PulmCCM Journal publishes concise clinical review articles in critical care and pulmonary medicine. Other manuscript submissions are also welcomed and may be emailed to email@example.com:
- “Journal Club” literature analyses
- Approach to a clinical problem
- Editorial/opinion pieces
- Case reports
Our mission is to provide the most useful, up-to-date, and readable references available for most clinical problems encountered by physicians in these disciplines.
All manuscripts are peer-reviewed by at least two academic colleagues. PulmCCM Journal will be included in major academic indexes (PubMed, PubMed Central, MEDLINE, etc.) after our initial issues are certified by National Library of Medicine. We do not charge our authors publication fees. We use the AMA citation style. All articles in PulmCCM Journal are published under a Creative Commons Attribution License (CC-BY), details of which can be found here.
Reviews and updates on common topics are welcome, even those thoroughly reviewed recently. You and your co-authors will also be invited to periodically update your review article online after publication. In this fashion, PulmCCM Journal will provide a comprehensive, open access library of up-to-date reference articles, and your work will steadily gain stature and influence over time.
Thank you for submitting your article to PulmCCM Journal.

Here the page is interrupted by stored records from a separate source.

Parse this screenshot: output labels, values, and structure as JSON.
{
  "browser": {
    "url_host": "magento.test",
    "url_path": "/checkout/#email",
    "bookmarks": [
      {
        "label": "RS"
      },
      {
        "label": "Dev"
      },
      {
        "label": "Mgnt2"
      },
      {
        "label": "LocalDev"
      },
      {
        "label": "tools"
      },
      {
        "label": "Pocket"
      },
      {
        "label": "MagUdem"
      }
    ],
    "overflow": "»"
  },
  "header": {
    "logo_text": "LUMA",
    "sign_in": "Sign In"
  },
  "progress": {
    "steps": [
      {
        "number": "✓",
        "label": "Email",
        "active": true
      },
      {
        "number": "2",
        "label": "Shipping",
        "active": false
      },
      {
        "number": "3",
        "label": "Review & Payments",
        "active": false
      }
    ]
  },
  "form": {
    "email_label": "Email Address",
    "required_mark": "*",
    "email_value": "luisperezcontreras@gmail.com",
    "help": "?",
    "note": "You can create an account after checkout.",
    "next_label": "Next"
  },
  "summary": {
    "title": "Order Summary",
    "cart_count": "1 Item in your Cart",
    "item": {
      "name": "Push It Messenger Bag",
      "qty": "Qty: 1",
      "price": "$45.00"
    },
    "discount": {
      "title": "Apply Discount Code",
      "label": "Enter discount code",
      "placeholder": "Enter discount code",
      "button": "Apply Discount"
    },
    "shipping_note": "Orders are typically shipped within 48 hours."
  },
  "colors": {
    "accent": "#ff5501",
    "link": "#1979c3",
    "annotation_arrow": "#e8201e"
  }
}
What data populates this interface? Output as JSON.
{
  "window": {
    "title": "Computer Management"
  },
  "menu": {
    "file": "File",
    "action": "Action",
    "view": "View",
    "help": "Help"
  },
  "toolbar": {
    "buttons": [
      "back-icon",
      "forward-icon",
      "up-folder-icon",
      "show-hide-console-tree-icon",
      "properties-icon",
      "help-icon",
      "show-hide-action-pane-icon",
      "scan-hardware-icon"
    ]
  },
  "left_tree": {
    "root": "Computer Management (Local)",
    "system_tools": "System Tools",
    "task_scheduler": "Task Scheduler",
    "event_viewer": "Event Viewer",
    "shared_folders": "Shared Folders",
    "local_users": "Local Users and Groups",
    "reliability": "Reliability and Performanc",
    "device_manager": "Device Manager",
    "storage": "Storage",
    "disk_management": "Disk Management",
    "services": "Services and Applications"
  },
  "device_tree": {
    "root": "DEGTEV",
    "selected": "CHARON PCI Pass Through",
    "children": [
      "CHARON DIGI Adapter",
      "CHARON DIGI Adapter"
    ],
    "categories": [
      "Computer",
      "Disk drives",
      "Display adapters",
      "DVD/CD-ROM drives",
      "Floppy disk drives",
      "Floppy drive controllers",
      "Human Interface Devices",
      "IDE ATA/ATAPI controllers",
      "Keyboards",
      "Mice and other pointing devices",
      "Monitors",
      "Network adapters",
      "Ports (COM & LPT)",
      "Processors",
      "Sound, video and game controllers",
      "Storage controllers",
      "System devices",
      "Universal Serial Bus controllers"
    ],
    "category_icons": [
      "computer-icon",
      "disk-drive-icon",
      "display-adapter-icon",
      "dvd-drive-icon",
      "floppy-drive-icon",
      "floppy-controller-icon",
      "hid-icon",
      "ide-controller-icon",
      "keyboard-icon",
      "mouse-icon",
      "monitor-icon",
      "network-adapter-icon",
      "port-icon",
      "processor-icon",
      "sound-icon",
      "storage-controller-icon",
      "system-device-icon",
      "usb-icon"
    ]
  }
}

All submissions must be written in clear English. Functional hyperlinks to PubMed and/or the PubMed ID (PMID) must accompany all citations/references.
Your title page should include:
- Word counts for the article abstract and body;
- Title (with additional descriptive title <50 characters if desired);
- Author list in desired order for publication, with middle initials where appropriate, highest degree credentials and institutional affiliations;
- Correspondence author’s email and postal mail addresses (to be published);
- Funding source(s), including NIH grant numbers if applicable;
- Summary conflict of interest statements;
- Details of prior abstract publication if applicable.
Guidance for Submissions by Article Type
The simplest way to write a great article is to find excellent existing work, and emulate it while finding ways to improve upon it. Here are more suggestions to help write great review articles, journal club analyses, case reports and decision support tools.
Concise Clinical Review Articles
Review articles should cover important topics in clinical medicine, provide a concise state-of-the-art review of existing knowledge, and offer evidence-based recommendations to the practicing physician using the GRADE system where possible.
|Abstract length||<250 words|
|Body length||1,800 – 3,500 words|
Decision Support Tools
Decision support tools provide an author’s recommended approach to a clinical problem (e.g., initial management of cough; workup of unexplained hypoxemia; etc). A visual algorithm (i.e., flowchart) is required; this may be hand-sketched and submitted as a scanned or photographed image that professional artists will render at our expense. A concise review of the authors’ medical-decision making process and its conceptual and evidentiary basis accompany the image(s). Limitations and potential failures of the described approach are mentioned.
|Body length||<2,000 words|
|Format||Clinical Problem, Medical Decision-Making, Limitations, Conclusions|
“Journal Club” Literature Analyses
|Body length||<2,000 words|
|Format||Summary of the article (patients, methods, results), including relevant critique, followed by your assessment and analysis of 1) the article’s relationship to the relevant extant body of literature for this clinical issue (supporting/contravening current evidence & practice, etc.), 2) the validity, impact and utility of the article, 3) your conclusions and recommendations (“takeaway”) for the practicing physician.|
Case Reports and Pearls
Cases should either:
- Describe a new clinical entity or a novel presentation of a known clinical entity (case reports), or
- Present a well-known clinical entity in a way that is particularly instructive and educational (pearls).
|Body length||<1,000 words for a single report; 2,000 words for a case series|
|Format||Introduction, Case Report(s), Discussion|
|Permission||Written permission from patient is preferred in most cases|
Conflicts of Interest
A conflict of interest (COI) exists whenever a person’s private interests compete with his or her responsibilities to scientific and publishing activities (academic honesty, unbiased conduct and reporting of research, and integrity of decisions or judgments). Also called competing interests, conflicts of interest are usually financial or social relationships. To preserve trust in one’s article and the journal, it is best to disclose potential conflicts not according to one’s own belief as to their existence, but whenever a reasonable observer might wonder if the scholarly work was unduly motivated or influenced by competing interests.
A summary statement declaring any known or potential conflicts must be included on the title page submitted with your article. Completion of a more detailed conflict of interest disclosure form may be required prior to publication.
Readers’ trust in the integrity of scholarly work is precious and fragile; unfortunately, on rare occasions this trust has been violated. Assistance by “ghostwriters” is not permitted on submissions to PulmCCM Journal and all co-authors must be listed on the title page. If an article has undergone professional copyediting prior to submission, copyeditors and agencies’ names and contact information must be included along with the authors’ on the title page. We use plagiarism detection software on all articles before publication.
Email your manuscript to firstname.lastname@example.org.